• **Exercise**:
Identify all lines in the data containing the string "though". Copy them out.

Recorded data:
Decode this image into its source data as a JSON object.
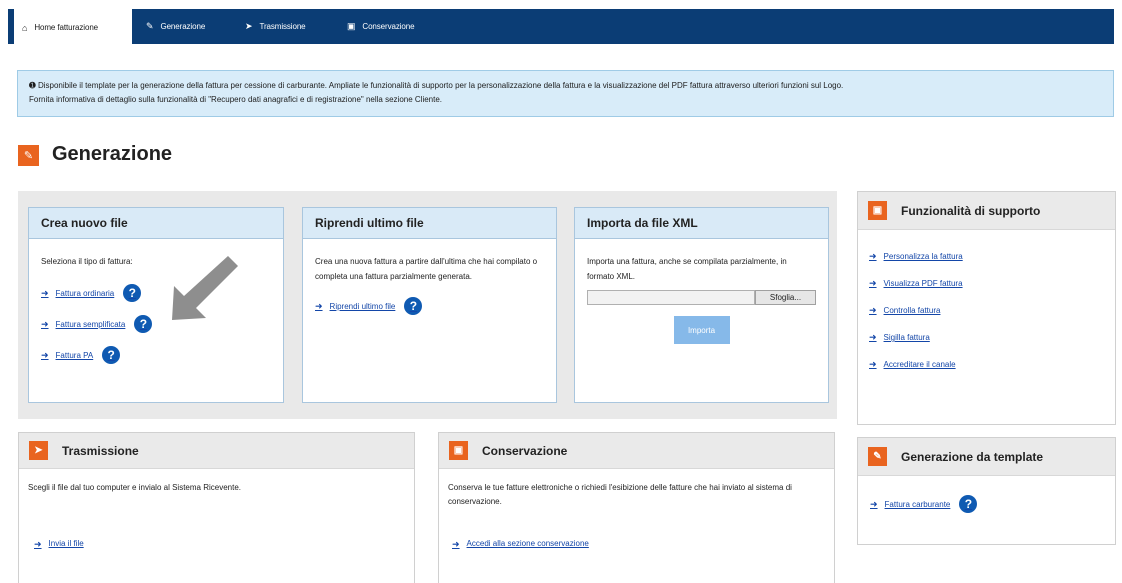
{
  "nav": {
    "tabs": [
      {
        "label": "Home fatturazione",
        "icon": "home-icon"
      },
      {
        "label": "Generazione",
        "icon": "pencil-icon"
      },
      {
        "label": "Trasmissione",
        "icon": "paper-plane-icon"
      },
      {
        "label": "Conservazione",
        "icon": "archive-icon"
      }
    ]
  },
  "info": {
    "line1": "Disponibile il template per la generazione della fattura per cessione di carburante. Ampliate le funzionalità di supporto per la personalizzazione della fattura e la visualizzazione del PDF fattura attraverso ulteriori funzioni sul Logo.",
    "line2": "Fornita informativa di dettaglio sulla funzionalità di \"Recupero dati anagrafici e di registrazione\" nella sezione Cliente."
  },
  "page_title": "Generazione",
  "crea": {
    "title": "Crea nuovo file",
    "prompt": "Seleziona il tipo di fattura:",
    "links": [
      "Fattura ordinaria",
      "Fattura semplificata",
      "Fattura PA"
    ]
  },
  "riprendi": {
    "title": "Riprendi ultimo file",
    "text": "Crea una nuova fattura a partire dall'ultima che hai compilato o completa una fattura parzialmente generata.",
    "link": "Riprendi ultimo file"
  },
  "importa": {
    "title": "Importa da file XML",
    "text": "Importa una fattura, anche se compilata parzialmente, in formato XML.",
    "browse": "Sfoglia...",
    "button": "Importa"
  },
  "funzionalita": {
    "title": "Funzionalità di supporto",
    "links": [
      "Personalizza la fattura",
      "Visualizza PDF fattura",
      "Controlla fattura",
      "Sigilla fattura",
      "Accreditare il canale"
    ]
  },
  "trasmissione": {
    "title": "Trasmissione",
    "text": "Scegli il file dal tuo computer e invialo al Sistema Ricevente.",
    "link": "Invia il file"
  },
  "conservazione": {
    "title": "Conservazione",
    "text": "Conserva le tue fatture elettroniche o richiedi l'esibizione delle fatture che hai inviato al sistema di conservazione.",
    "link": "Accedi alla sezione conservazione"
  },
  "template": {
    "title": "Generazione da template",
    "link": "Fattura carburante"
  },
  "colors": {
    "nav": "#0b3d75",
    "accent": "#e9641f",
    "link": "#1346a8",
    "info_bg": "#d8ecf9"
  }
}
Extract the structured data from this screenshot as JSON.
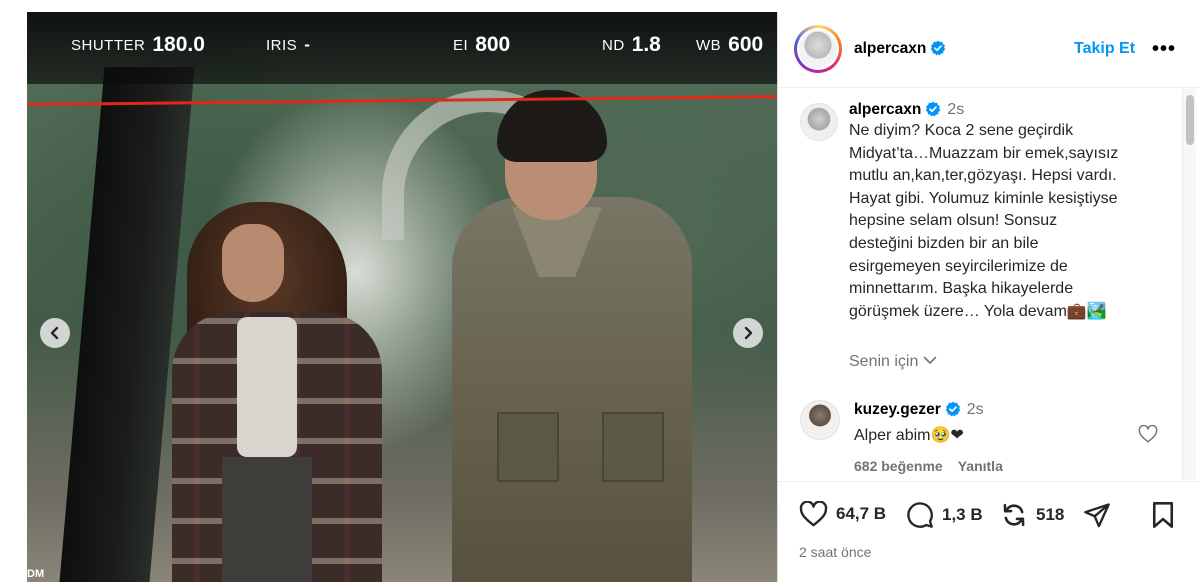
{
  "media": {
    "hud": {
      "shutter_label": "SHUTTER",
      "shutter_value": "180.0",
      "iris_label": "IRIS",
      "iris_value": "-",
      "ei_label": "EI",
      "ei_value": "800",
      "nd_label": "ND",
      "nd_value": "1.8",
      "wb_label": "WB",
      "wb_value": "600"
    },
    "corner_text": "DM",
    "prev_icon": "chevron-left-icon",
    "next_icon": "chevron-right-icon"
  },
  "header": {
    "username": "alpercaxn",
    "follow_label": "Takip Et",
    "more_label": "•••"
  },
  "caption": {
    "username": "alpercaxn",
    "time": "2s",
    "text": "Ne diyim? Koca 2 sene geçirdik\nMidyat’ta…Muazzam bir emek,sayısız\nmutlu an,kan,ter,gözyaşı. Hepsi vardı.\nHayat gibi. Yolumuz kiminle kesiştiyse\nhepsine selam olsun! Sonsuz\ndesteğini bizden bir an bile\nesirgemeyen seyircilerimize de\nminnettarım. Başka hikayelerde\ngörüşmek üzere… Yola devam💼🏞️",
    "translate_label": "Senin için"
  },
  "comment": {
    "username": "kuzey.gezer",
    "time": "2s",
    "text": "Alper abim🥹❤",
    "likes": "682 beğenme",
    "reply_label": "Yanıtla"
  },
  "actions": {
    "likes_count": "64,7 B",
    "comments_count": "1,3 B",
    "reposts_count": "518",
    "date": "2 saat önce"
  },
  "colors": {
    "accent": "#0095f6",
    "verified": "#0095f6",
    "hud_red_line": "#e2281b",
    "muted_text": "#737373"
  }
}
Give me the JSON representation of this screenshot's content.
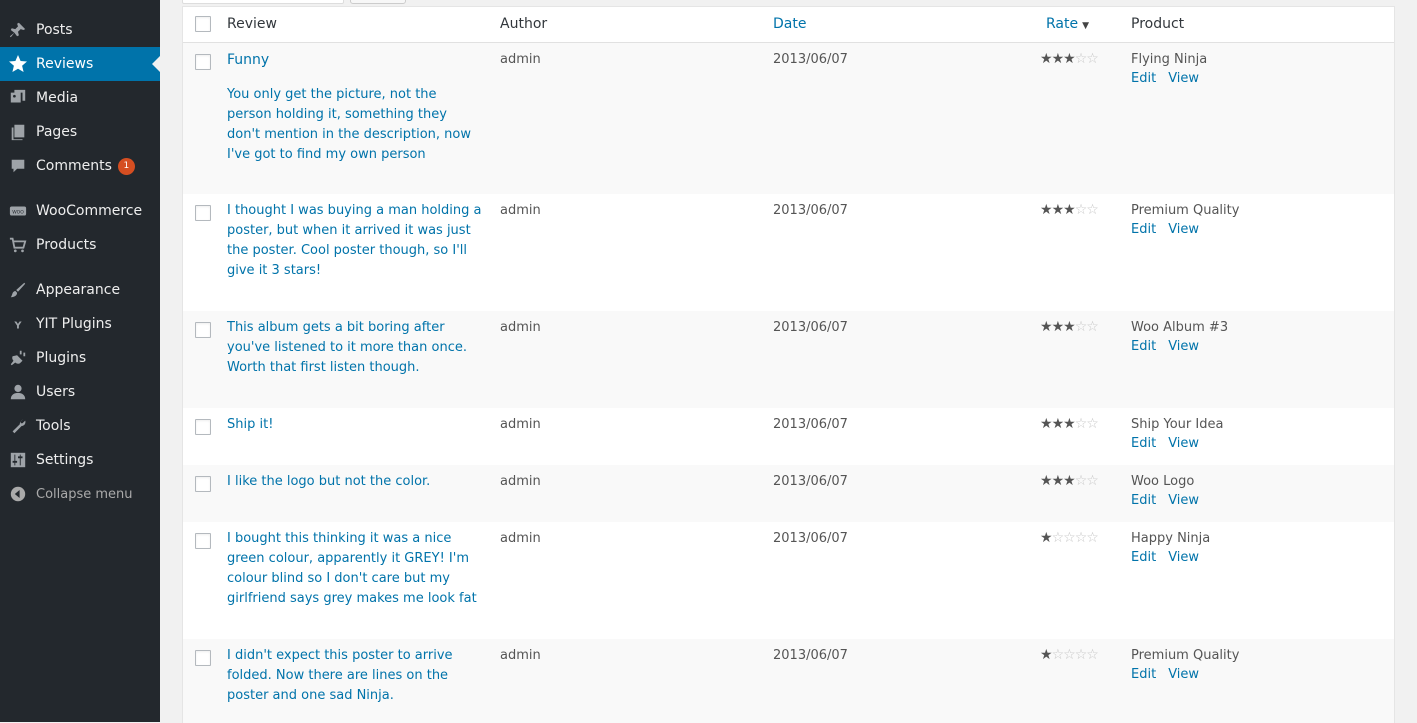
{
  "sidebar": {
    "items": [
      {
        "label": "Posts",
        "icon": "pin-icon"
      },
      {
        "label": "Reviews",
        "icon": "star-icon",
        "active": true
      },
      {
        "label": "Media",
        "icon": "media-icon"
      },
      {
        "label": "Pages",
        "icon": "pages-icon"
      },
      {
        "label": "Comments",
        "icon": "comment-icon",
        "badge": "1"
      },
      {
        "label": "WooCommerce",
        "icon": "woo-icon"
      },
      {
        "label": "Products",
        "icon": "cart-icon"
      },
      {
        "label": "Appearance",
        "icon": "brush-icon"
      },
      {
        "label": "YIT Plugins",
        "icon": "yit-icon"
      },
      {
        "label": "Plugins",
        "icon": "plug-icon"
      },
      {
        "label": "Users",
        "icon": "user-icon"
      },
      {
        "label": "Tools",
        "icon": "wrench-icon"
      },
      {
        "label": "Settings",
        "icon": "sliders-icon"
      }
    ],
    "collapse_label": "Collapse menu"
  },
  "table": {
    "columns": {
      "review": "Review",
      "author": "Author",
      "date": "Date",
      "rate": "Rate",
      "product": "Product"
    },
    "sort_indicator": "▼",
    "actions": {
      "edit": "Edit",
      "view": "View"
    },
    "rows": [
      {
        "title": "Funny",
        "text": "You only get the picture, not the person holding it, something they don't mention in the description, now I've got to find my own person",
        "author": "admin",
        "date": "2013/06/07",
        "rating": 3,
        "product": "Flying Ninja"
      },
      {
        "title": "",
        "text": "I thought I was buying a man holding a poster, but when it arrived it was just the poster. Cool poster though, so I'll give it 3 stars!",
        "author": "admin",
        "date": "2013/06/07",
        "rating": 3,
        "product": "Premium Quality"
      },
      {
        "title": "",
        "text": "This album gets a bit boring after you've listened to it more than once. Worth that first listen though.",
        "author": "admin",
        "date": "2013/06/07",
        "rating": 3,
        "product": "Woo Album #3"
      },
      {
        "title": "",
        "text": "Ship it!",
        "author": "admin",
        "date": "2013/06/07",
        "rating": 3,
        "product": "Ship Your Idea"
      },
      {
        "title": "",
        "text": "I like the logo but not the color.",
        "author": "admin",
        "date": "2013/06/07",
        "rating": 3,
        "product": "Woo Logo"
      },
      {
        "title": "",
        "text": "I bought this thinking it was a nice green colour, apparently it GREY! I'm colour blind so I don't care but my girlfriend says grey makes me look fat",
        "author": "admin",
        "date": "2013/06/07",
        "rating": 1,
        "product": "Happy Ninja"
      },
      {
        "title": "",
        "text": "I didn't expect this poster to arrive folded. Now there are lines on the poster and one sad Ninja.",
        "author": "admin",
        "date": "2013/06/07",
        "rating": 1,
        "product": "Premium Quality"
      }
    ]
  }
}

• **Response area**:
        "text": "I thought I was buying a man holding a poster, but when it arrived it was just the poster. Cool poster though, so I'll give it 3 stars!",
        "text": "This album gets a bit boring after you've listened to it more than once. Worth that first listen though.",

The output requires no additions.